Six months flew by making and firing work, including my new for 2016 collection of porcelain wall pieces. The launch evening was here before I knew it!
My final collection included screen printed porcelain vessels, wall pieces and wearables. Each piece hand printed through a silk screen directly onto the raw clay surface; making in this unusual way results in each piece being totally unique.
My collection at the New Ashgate Gallery was inspired by Victorian curiosity cabinets, and the stories that surround the objects contained within. My vessels are printed with text from old dictionaries, images of beetles, mushrooms, Octopi and birds, layered with colourful stenciled slip decoration. The forms are taken from Victorian apothecary bottles often contained within the cabinets.
The preview was a beautiful balmy Friday evening attended by makers, friends and local craft collectors. The New Ashgate Gallery is housed in a lovely Tudor building in the heart of Farnham in Surrey. Contained within is a wonderful range of contemporary craft from functional clay vessels to hand etched decorative prints.
I was delighted to launch my exhibition along side an exhibition of selected makers from the Crafts Council’s Hothouse six program. The Hothouse program is designed to helped emerging and early career makers develop there practice. It provides maker/ designers with skills and tools to grow a sustainable business.
The hothouse exhibition consisted of eleven makers picked from this years Hothouse program, including bold ceramic vessels from Hannah Townsend, colourful glass sculptures by Kira Meyer and fascinating articulated jewellery by Toby Cotterill.
Another favourite was Tina Macleod, who incorporates metal, textile and found objects in her captivating jewellery.
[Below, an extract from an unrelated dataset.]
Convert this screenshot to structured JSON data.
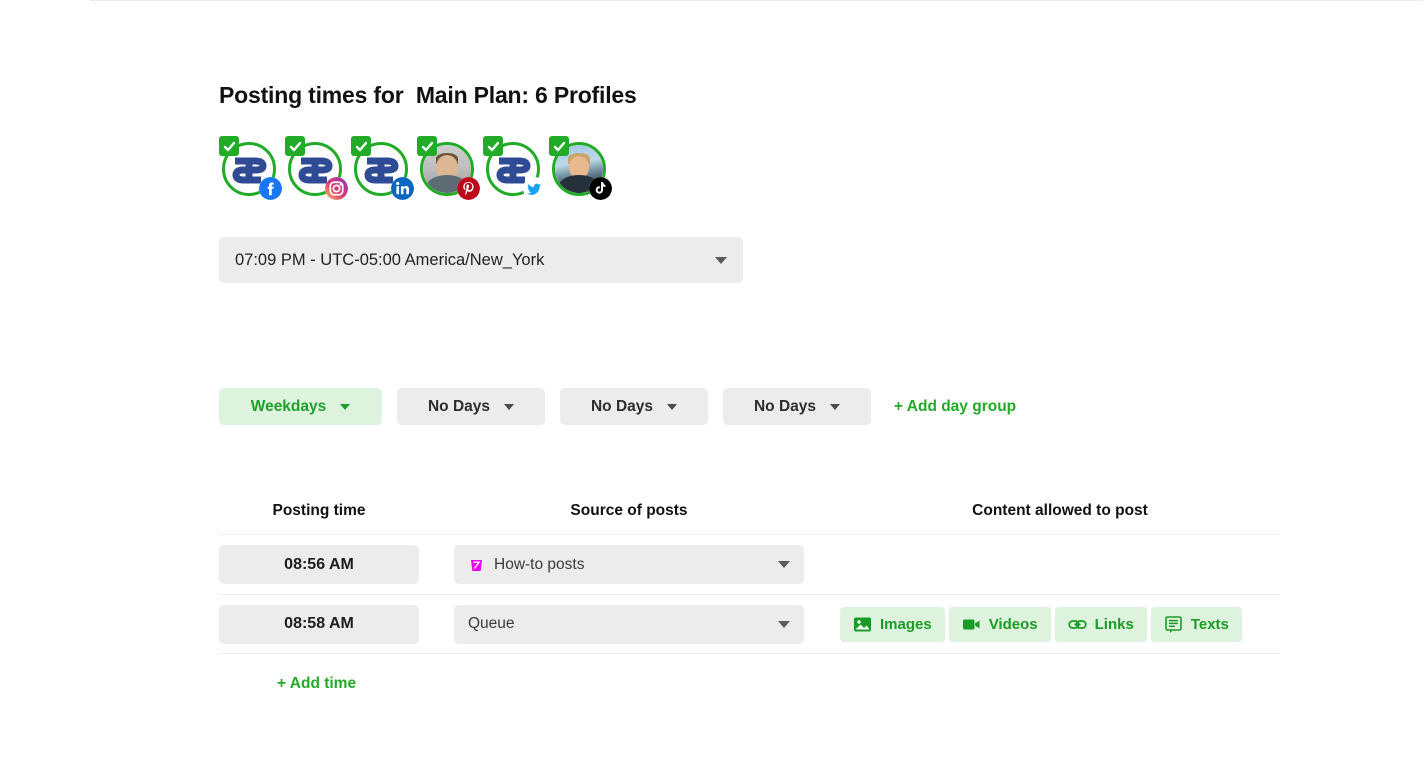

Rhian Malin’s delicate blue and white porcelain vessels, intricately decorated by hand, adorned one of the gallery’s Tudor window sills.
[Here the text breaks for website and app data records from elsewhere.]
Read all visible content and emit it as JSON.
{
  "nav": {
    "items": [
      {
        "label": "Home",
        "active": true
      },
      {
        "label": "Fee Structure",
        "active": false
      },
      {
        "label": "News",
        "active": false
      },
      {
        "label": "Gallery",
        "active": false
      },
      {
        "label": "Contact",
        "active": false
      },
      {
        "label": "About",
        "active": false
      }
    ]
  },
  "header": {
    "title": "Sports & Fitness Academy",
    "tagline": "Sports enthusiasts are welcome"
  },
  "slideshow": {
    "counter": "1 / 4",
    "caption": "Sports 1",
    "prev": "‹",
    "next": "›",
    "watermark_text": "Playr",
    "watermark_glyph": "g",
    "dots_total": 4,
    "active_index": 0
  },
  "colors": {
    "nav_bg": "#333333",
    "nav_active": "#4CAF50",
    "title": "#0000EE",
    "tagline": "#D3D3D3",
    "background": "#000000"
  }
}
At the launch evening I was lucky enough to be introduced to Dutch born ceramist Arjan Van Dal, one of the Hothouse six participants. His simple colourful porcelain forms a great contrast to my own work.
As part of the launch evening Arjan and I both gave short talks about our inspirations and making techniques. I always find it useful to hear what inspires other artists and how they negotiate the journey of making.
If you would like to see all the work for yourself, my exhibition is on at the New Ashgate Gallery along side the selected Hothouse six makers exhibition until September 10th 2016.